[Source data]
====
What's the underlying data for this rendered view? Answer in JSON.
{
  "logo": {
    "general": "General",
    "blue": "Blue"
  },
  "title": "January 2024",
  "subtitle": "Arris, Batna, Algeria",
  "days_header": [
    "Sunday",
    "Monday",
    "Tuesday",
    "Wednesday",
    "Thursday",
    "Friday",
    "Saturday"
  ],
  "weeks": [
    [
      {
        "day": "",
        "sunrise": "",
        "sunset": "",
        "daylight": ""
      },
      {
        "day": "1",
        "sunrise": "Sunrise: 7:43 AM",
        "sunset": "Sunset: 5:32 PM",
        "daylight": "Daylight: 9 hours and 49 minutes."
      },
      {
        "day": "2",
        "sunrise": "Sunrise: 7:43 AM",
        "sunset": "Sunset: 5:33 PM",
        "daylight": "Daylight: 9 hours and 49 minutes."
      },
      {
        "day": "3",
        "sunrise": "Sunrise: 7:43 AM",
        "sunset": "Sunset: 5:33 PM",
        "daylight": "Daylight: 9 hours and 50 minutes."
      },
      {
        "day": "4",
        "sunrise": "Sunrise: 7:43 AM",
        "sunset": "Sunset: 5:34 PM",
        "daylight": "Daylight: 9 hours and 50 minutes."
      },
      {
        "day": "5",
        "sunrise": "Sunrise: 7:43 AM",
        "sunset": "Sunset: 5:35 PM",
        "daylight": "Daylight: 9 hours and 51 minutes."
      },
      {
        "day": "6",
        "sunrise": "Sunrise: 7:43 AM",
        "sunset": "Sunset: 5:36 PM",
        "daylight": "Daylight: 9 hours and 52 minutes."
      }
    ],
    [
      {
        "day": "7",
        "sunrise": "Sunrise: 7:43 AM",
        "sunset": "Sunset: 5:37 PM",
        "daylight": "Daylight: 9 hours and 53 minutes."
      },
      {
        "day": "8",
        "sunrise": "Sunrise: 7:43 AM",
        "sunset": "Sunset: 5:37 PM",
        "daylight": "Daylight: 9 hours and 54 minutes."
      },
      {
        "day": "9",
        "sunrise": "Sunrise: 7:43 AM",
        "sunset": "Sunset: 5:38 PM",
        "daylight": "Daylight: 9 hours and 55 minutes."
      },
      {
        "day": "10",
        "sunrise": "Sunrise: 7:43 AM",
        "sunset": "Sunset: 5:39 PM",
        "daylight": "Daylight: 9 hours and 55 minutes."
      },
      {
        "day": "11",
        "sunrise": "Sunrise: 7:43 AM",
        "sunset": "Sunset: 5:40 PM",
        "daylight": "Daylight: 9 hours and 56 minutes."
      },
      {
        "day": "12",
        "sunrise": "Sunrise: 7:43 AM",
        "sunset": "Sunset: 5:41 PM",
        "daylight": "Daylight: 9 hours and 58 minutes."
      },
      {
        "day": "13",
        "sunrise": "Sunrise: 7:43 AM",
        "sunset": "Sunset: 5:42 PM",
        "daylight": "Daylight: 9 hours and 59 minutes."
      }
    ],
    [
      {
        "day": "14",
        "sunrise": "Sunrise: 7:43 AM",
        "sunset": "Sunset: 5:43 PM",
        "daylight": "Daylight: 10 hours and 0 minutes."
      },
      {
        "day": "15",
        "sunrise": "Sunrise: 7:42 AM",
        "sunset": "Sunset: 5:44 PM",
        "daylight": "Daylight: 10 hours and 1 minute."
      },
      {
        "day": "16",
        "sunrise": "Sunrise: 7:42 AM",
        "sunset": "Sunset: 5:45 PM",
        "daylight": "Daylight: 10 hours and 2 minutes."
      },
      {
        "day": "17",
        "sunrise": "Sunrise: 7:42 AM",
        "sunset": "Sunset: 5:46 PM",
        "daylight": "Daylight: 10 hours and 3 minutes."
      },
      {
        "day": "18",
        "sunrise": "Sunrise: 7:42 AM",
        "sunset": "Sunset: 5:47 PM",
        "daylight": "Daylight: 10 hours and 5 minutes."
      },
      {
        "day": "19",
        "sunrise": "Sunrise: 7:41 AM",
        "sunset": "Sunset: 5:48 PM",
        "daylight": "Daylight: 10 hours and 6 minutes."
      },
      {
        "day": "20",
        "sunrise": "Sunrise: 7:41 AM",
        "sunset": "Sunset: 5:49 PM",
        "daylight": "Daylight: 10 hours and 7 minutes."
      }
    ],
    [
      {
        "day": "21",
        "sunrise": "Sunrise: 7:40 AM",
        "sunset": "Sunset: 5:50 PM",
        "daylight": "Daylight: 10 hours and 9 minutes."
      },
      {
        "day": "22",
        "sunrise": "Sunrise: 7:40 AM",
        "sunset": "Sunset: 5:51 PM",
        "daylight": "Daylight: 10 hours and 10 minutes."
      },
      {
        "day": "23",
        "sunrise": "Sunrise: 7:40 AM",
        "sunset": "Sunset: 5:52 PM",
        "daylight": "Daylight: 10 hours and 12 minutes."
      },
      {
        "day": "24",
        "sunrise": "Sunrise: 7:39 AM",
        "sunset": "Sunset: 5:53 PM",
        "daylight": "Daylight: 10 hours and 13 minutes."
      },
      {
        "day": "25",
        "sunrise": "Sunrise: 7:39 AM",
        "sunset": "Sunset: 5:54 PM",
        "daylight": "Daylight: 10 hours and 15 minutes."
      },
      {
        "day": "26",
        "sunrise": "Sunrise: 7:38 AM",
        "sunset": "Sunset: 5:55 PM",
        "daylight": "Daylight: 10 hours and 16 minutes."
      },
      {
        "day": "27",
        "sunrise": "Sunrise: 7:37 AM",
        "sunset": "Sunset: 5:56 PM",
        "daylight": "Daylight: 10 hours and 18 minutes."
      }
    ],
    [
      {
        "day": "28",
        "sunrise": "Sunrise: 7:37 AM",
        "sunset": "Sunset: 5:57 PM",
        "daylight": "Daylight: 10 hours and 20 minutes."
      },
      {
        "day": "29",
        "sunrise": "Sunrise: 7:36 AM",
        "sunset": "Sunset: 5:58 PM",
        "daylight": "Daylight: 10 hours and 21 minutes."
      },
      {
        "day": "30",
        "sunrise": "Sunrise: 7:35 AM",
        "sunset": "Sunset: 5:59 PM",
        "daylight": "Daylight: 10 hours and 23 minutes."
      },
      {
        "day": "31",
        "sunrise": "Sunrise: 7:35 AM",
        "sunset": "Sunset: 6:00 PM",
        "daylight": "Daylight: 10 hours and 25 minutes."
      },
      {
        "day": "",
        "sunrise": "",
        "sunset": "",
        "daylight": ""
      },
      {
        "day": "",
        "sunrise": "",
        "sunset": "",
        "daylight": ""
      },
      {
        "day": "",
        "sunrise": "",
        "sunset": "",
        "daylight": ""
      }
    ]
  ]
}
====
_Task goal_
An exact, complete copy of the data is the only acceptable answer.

_Written answer_
What's the underlying data for this rendered view? Answer in JSON.
{
  "logo": {
    "general": "General",
    "blue": "Blue"
  },
  "title": "January 2024",
  "subtitle": "Arris, Batna, Algeria",
  "days_header": [
    "Sunday",
    "Monday",
    "Tuesday",
    "Wednesday",
    "Thursday",
    "Friday",
    "Saturday"
  ],
  "weeks": [
    [
      {
        "day": "",
        "sunrise": "",
        "sunset": "",
        "daylight": ""
      },
      {
        "day": "1",
        "sunrise": "Sunrise: 7:43 AM",
        "sunset": "Sunset: 5:32 PM",
        "daylight": "Daylight: 9 hours and 49 minutes."
      },
      {
        "day": "2",
        "sunrise": "Sunrise: 7:43 AM",
        "sunset": "Sunset: 5:33 PM",
        "daylight": "Daylight: 9 hours and 49 minutes."
      },
      {
        "day": "3",
        "sunrise": "Sunrise: 7:43 AM",
        "sunset": "Sunset: 5:33 PM",
        "daylight": "Daylight: 9 hours and 50 minutes."
      },
      {
        "day": "4",
        "sunrise": "Sunrise: 7:43 AM",
        "sunset": "Sunset: 5:34 PM",
        "daylight": "Daylight: 9 hours and 50 minutes."
      },
      {
        "day": "5",
        "sunrise": "Sunrise: 7:43 AM",
        "sunset": "Sunset: 5:35 PM",
        "daylight": "Daylight: 9 hours and 51 minutes."
      },
      {
        "day": "6",
        "sunrise": "Sunrise: 7:43 AM",
        "sunset": "Sunset: 5:36 PM",
        "daylight": "Daylight: 9 hours and 52 minutes."
      }
    ],
    [
      {
        "day": "7",
        "sunrise": "Sunrise: 7:43 AM",
        "sunset": "Sunset: 5:37 PM",
        "daylight": "Daylight: 9 hours and 53 minutes."
      },
      {
        "day": "8",
        "sunrise": "Sunrise: 7:43 AM",
        "sunset": "Sunset: 5:37 PM",
        "daylight": "Daylight: 9 hours and 54 minutes."
      },
      {
        "day": "9",
        "sunrise": "Sunrise: 7:43 AM",
        "sunset": "Sunset: 5:38 PM",
        "daylight": "Daylight: 9 hours and 55 minutes."
      },
      {
        "day": "10",
        "sunrise": "Sunrise: 7:43 AM",
        "sunset": "Sunset: 5:39 PM",
        "daylight": "Daylight: 9 hours and 55 minutes."
      },
      {
        "day": "11",
        "sunrise": "Sunrise: 7:43 AM",
        "sunset": "Sunset: 5:40 PM",
        "daylight": "Daylight: 9 hours and 56 minutes."
      },
      {
        "day": "12",
        "sunrise": "Sunrise: 7:43 AM",
        "sunset": "Sunset: 5:41 PM",
        "daylight": "Daylight: 9 hours and 58 minutes."
      },
      {
        "day": "13",
        "sunrise": "Sunrise: 7:43 AM",
        "sunset": "Sunset: 5:42 PM",
        "daylight": "Daylight: 9 hours and 59 minutes."
      }
    ],
    [
      {
        "day": "14",
        "sunrise": "Sunrise: 7:43 AM",
        "sunset": "Sunset: 5:43 PM",
        "daylight": "Daylight: 10 hours and 0 minutes."
      },
      {
        "day": "15",
        "sunrise": "Sunrise: 7:42 AM",
        "sunset": "Sunset: 5:44 PM",
        "daylight": "Daylight: 10 hours and 1 minute."
      },
      {
        "day": "16",
        "sunrise": "Sunrise: 7:42 AM",
        "sunset": "Sunset: 5:45 PM",
        "daylight": "Daylight: 10 hours and 2 minutes."
      },
      {
        "day": "17",
        "sunrise": "Sunrise: 7:42 AM",
        "sunset": "Sunset: 5:46 PM",
        "daylight": "Daylight: 10 hours and 3 minutes."
      },
      {
        "day": "18",
        "sunrise": "Sunrise: 7:42 AM",
        "sunset": "Sunset: 5:47 PM",
        "daylight": "Daylight: 10 hours and 5 minutes."
      },
      {
        "day": "19",
        "sunrise": "Sunrise: 7:41 AM",
        "sunset": "Sunset: 5:48 PM",
        "daylight": "Daylight: 10 hours and 6 minutes."
      },
      {
        "day": "20",
        "sunrise": "Sunrise: 7:41 AM",
        "sunset": "Sunset: 5:49 PM",
        "daylight": "Daylight: 10 hours and 7 minutes."
      }
    ],
    [
      {
        "day": "21",
        "sunrise": "Sunrise: 7:40 AM",
        "sunset": "Sunset: 5:50 PM",
        "daylight": "Daylight: 10 hours and 9 minutes."
      },
      {
        "day": "22",
        "sunrise": "Sunrise: 7:40 AM",
        "sunset": "Sunset: 5:51 PM",
        "daylight": "Daylight: 10 hours and 10 minutes."
      },
      {
        "day": "23",
        "sunrise": "Sunrise: 7:40 AM",
        "sunset": "Sunset: 5:52 PM",
        "daylight": "Daylight: 10 hours and 12 minutes."
      },
      {
        "day": "24",
        "sunrise": "Sunrise: 7:39 AM",
        "sunset": "Sunset: 5:53 PM",
        "daylight": "Daylight: 10 hours and 13 minutes."
      },
      {
        "day": "25",
        "sunrise": "Sunrise: 7:39 AM",
        "sunset": "Sunset: 5:54 PM",
        "daylight": "Daylight: 10 hours and 15 minutes."
      },
      {
        "day": "26",
        "sunrise": "Sunrise: 7:38 AM",
        "sunset": "Sunset: 5:55 PM",
        "daylight": "Daylight: 10 hours and 16 minutes."
      },
      {
        "day": "27",
        "sunrise": "Sunrise: 7:37 AM",
        "sunset": "Sunset: 5:56 PM",
        "daylight": "Daylight: 10 hours and 18 minutes."
      }
    ],
    [
      {
        "day": "28",
        "sunrise": "Sunrise: 7:37 AM",
        "sunset": "Sunset: 5:57 PM",
        "daylight": "Daylight: 10 hours and 20 minutes."
      },
      {
        "day": "29",
        "sunrise": "Sunrise: 7:36 AM",
        "sunset": "Sunset: 5:58 PM",
        "daylight": "Daylight: 10 hours and 21 minutes."
      },
      {
        "day": "30",
        "sunrise": "Sunrise: 7:35 AM",
        "sunset": "Sunset: 5:59 PM",
        "daylight": "Daylight: 10 hours and 23 minutes."
      },
      {
        "day": "31",
        "sunrise": "Sunrise: 7:35 AM",
        "sunset": "Sunset: 6:00 PM",
        "daylight": "Daylight: 10 hours and 25 minutes."
      },
      {
        "day": "",
        "sunrise": "",
        "sunset": "",
        "daylight": ""
      },
      {
        "day": "",
        "sunrise": "",
        "sunset": "",
        "daylight": ""
      },
      {
        "day": "",
        "sunrise": "",
        "sunset": "",
        "daylight": ""
      }
    ]
  ]
}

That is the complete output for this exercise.